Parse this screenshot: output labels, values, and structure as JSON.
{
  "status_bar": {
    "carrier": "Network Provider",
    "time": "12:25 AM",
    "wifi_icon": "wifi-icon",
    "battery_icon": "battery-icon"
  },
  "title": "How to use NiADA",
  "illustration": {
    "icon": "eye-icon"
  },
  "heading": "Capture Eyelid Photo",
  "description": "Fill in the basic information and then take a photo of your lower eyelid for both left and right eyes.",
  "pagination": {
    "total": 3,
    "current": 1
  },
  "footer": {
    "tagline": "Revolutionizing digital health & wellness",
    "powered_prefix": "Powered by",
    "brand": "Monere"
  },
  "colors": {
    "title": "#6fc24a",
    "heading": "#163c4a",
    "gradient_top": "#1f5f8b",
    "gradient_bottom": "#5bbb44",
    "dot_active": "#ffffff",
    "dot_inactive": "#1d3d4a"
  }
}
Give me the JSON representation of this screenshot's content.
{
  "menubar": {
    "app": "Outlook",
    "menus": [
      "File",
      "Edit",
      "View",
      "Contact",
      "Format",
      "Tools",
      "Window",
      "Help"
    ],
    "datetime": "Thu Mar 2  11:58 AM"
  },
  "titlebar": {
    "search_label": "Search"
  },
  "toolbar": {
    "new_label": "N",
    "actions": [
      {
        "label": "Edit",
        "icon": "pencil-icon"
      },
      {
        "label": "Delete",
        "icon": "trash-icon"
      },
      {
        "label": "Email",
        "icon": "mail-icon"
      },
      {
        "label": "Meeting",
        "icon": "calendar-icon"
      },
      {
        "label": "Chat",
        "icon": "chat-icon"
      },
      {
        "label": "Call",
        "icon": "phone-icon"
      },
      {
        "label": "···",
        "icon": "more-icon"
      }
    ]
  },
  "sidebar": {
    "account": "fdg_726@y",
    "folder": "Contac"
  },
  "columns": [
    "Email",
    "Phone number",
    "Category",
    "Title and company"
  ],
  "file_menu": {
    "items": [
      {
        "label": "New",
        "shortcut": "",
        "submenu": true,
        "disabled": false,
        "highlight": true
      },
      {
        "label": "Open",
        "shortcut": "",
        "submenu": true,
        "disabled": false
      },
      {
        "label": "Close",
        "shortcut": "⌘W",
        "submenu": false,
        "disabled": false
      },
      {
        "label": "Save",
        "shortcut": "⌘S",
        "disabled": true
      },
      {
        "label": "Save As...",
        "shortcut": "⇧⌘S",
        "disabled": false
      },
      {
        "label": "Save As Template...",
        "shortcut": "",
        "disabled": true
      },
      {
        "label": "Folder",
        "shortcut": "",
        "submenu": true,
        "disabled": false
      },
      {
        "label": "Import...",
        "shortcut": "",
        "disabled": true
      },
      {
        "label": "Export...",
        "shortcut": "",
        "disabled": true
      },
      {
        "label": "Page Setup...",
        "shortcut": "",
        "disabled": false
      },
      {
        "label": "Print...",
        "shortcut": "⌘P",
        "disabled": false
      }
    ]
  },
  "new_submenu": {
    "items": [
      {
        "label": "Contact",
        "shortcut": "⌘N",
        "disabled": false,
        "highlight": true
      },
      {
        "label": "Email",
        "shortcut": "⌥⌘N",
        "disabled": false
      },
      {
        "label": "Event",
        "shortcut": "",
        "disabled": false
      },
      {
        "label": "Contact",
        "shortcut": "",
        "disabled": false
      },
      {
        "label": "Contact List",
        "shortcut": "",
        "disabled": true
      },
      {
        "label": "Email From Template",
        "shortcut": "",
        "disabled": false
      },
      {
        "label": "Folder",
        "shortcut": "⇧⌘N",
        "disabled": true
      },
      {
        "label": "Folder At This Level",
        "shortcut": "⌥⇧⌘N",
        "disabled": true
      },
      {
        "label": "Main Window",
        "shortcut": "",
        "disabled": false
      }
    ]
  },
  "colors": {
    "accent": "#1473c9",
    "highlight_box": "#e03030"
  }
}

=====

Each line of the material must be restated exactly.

Parse this screenshot: output labels, values, and structure as JSON.
{
  "status_bar": {
    "carrier": "Network Provider",
    "time": "12:25 AM",
    "wifi_icon": "wifi-icon",
    "battery_icon": "battery-icon"
  },
  "title": "How to use NiADA",
  "illustration": {
    "icon": "eye-icon"
  },
  "heading": "Capture Eyelid Photo",
  "description": "Fill in the basic information and then take a photo of your lower eyelid for both left and right eyes.",
  "pagination": {
    "total": 3,
    "current": 1
  },
  "footer": {
    "tagline": "Revolutionizing digital health & wellness",
    "powered_prefix": "Powered by",
    "brand": "Monere"
  },
  "colors": {
    "title": "#6fc24a",
    "heading": "#163c4a",
    "gradient_top": "#1f5f8b",
    "gradient_bottom": "#5bbb44",
    "dot_active": "#ffffff",
    "dot_inactive": "#1d3d4a"
  }
}
Give me the JSON representation of this screenshot's content.
{
  "menubar": {
    "app": "Outlook",
    "menus": [
      "File",
      "Edit",
      "View",
      "Contact",
      "Format",
      "Tools",
      "Window",
      "Help"
    ],
    "datetime": "Thu Mar 2  11:58 AM"
  },
  "titlebar": {
    "search_label": "Search"
  },
  "toolbar": {
    "new_label": "N",
    "actions": [
      {
        "label": "Edit",
        "icon": "pencil-icon"
      },
      {
        "label": "Delete",
        "icon": "trash-icon"
      },
      {
        "label": "Email",
        "icon": "mail-icon"
      },
      {
        "label": "Meeting",
        "icon": "calendar-icon"
      },
      {
        "label": "Chat",
        "icon": "chat-icon"
      },
      {
        "label": "Call",
        "icon": "phone-icon"
      },
      {
        "label": "···",
        "icon": "more-icon"
      }
    ]
  },
  "sidebar": {
    "account": "fdg_726@y",
    "folder": "Contac"
  },
  "columns": [
    "Email",
    "Phone number",
    "Category",
    "Title and company"
  ],
  "file_menu": {
    "items": [
      {
        "label": "New",
        "shortcut": "",
        "submenu": true,
        "disabled": false,
        "highlight": true
      },
      {
        "label": "Open",
        "shortcut": "",
        "submenu": true,
        "disabled": false
      },
      {
        "label": "Close",
        "shortcut": "⌘W",
        "submenu": false,
        "disabled": false
      },
      {
        "label": "Save",
        "shortcut": "⌘S",
        "disabled": true
      },
      {
        "label": "Save As...",
        "shortcut": "⇧⌘S",
        "disabled": false
      },
      {
        "label": "Save As Template...",
        "shortcut": "",
        "disabled": true
      },
      {
        "label": "Folder",
        "shortcut": "",
        "submenu": true,
        "disabled": false
      },
      {
        "label": "Import...",
        "shortcut": "",
        "disabled": true
      },
      {
        "label": "Export...",
        "shortcut": "",
        "disabled": true
      },
      {
        "label": "Page Setup...",
        "shortcut": "",
        "disabled": false
      },
      {
        "label": "Print...",
        "shortcut": "⌘P",
        "disabled": false
      }
    ]
  },
  "new_submenu": {
    "items": [
      {
        "label": "Contact",
        "shortcut": "⌘N",
        "disabled": false,
        "highlight": true
      },
      {
        "label": "Email",
        "shortcut": "⌥⌘N",
        "disabled": false
      },
      {
        "label": "Event",
        "shortcut": "",
        "disabled": false
      },
      {
        "label": "Contact",
        "shortcut": "",
        "disabled": false
      },
      {
        "label": "Contact List",
        "shortcut": "",
        "disabled": true
      },
      {
        "label": "Email From Template",
        "shortcut": "",
        "disabled": false
      },
      {
        "label": "Folder",
        "shortcut": "⇧⌘N",
        "disabled": true
      },
      {
        "label": "Folder At This Level",
        "shortcut": "⌥⇧⌘N",
        "disabled": true
      },
      {
        "label": "Main Window",
        "shortcut": "",
        "disabled": false
      }
    ]
  },
  "colors": {
    "accent": "#1473c9",
    "highlight_box": "#e03030"
  }
}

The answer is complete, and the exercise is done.